• [WHAT YOU SHOULD DO]:
Look for "year" in the material below and show each line that contains it.

• [GIVEN DATA]:
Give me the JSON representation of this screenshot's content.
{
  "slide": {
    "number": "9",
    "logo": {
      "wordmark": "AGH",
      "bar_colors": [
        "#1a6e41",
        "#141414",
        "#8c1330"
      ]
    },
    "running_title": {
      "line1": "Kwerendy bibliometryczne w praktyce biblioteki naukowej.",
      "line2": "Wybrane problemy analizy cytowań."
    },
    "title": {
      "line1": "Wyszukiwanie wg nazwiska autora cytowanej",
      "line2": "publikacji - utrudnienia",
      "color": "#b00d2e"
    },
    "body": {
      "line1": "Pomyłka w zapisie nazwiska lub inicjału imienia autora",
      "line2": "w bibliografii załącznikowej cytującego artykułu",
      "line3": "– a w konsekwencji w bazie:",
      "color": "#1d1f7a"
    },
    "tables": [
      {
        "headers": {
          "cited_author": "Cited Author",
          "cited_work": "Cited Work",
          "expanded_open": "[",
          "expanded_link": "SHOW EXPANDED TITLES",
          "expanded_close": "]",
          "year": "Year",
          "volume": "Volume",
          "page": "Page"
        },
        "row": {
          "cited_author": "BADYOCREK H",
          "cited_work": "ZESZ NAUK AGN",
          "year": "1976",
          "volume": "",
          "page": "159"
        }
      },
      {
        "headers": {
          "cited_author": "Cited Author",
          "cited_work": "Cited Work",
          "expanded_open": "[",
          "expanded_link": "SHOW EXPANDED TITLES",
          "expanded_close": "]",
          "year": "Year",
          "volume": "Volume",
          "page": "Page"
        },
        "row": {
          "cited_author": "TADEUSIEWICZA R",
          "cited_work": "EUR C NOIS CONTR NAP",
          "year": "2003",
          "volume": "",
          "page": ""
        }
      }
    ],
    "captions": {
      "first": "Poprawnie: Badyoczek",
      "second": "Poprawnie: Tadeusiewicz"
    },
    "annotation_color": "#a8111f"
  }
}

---

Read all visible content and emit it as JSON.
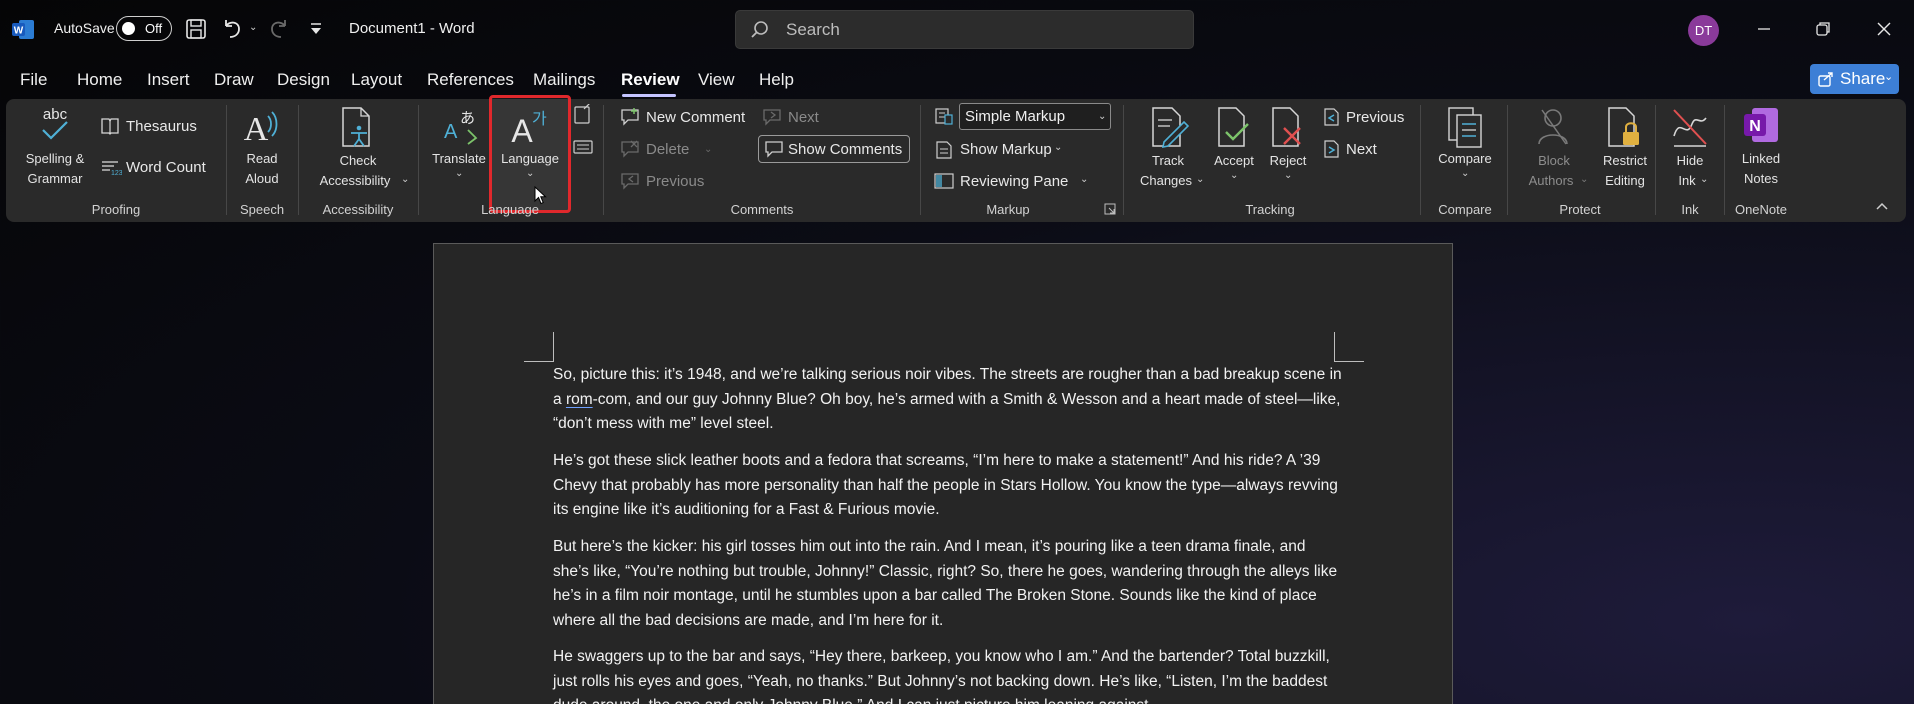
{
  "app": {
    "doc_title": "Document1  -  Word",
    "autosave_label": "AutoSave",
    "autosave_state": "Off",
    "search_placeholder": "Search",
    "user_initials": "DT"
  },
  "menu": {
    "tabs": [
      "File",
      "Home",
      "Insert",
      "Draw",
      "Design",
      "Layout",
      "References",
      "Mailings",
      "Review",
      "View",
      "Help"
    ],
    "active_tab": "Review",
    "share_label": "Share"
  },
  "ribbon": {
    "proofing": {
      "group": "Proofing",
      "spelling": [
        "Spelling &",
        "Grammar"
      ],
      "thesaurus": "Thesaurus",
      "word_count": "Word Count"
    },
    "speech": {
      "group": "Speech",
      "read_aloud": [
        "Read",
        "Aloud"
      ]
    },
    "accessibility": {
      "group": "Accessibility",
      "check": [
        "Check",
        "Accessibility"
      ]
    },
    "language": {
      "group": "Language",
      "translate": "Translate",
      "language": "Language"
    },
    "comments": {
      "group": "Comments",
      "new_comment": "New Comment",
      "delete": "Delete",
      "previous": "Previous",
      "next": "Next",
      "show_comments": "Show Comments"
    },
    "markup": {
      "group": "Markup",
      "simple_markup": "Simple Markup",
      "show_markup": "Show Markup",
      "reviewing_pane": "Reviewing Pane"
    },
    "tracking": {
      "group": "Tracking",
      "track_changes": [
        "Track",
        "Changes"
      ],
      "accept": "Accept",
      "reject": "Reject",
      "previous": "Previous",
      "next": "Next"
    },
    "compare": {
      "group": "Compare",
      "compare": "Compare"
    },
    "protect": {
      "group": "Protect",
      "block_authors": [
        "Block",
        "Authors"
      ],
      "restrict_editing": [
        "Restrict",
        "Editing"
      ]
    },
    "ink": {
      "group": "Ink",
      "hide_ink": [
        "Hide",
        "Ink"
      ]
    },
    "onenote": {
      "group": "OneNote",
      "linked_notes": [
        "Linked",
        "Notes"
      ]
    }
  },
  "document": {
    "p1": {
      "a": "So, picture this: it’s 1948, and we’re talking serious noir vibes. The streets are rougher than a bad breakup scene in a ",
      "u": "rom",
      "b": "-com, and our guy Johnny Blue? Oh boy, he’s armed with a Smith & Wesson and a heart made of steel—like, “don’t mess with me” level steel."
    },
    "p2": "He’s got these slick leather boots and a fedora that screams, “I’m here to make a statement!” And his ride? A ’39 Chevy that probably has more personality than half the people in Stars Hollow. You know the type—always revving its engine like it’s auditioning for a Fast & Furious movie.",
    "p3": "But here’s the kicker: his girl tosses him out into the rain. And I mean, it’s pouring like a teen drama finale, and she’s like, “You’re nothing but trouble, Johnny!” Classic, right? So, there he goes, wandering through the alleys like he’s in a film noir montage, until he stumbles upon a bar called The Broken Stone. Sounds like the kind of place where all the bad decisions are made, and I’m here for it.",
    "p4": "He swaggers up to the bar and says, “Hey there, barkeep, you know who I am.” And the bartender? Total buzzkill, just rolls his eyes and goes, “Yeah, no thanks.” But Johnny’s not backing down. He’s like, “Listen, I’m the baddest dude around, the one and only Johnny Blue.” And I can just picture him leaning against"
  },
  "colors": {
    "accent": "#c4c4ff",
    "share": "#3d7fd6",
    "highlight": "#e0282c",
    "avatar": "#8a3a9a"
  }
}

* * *

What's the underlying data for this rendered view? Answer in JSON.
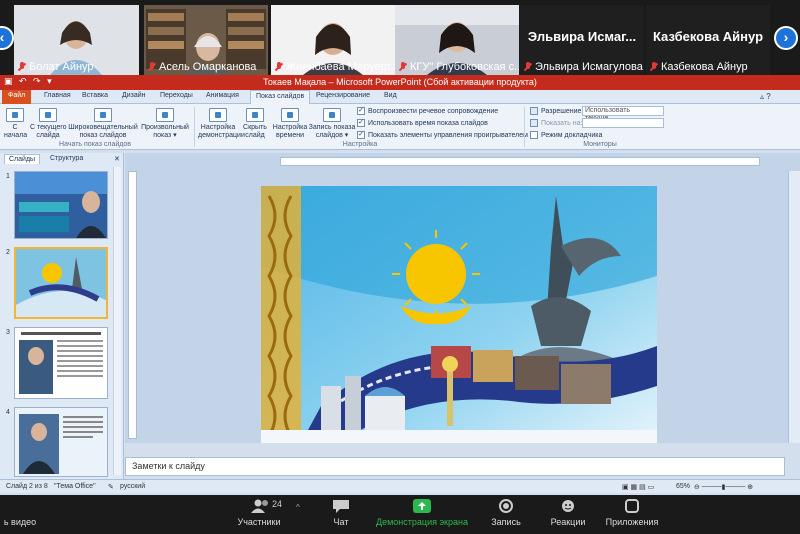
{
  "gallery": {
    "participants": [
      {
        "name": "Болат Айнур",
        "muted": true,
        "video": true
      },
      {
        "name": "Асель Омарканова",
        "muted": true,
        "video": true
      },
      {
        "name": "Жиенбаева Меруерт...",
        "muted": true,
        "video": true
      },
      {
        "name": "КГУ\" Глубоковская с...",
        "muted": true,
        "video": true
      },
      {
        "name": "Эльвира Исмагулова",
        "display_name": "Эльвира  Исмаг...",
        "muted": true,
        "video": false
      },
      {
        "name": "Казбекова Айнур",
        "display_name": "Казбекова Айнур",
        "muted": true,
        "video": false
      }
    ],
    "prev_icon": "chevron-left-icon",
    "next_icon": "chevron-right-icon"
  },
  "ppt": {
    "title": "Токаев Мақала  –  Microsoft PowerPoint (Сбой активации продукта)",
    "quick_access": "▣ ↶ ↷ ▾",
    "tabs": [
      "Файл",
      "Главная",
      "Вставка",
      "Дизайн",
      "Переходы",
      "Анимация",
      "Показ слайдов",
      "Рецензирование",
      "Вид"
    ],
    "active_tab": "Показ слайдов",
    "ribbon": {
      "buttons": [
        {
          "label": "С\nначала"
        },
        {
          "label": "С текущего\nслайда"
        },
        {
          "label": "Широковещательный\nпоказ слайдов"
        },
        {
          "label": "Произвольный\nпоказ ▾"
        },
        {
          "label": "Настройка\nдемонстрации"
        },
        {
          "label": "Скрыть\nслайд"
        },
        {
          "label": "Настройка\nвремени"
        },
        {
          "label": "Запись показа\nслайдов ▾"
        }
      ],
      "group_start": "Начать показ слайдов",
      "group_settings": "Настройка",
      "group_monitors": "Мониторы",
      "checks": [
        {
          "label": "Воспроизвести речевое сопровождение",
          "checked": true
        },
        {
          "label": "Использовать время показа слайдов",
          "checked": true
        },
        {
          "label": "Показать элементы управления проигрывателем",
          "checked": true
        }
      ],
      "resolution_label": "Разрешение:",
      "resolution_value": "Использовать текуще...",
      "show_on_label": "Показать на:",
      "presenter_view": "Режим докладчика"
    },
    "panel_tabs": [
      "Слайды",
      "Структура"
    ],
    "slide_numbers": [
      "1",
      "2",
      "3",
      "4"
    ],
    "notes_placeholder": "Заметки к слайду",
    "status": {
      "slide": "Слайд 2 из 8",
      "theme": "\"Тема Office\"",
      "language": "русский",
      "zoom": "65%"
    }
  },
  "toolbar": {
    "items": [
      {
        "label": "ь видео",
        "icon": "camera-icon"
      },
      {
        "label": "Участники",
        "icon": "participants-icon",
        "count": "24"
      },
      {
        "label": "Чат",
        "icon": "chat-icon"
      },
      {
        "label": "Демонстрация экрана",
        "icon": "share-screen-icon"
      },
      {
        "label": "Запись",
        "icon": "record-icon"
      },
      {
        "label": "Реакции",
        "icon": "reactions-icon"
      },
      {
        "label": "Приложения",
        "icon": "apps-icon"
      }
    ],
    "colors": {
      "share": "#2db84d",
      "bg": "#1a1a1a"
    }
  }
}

• [FINISHED TASK]:
          "year": "Year",
          "year": "1976",
          "year": "Year",
          "year": "2003",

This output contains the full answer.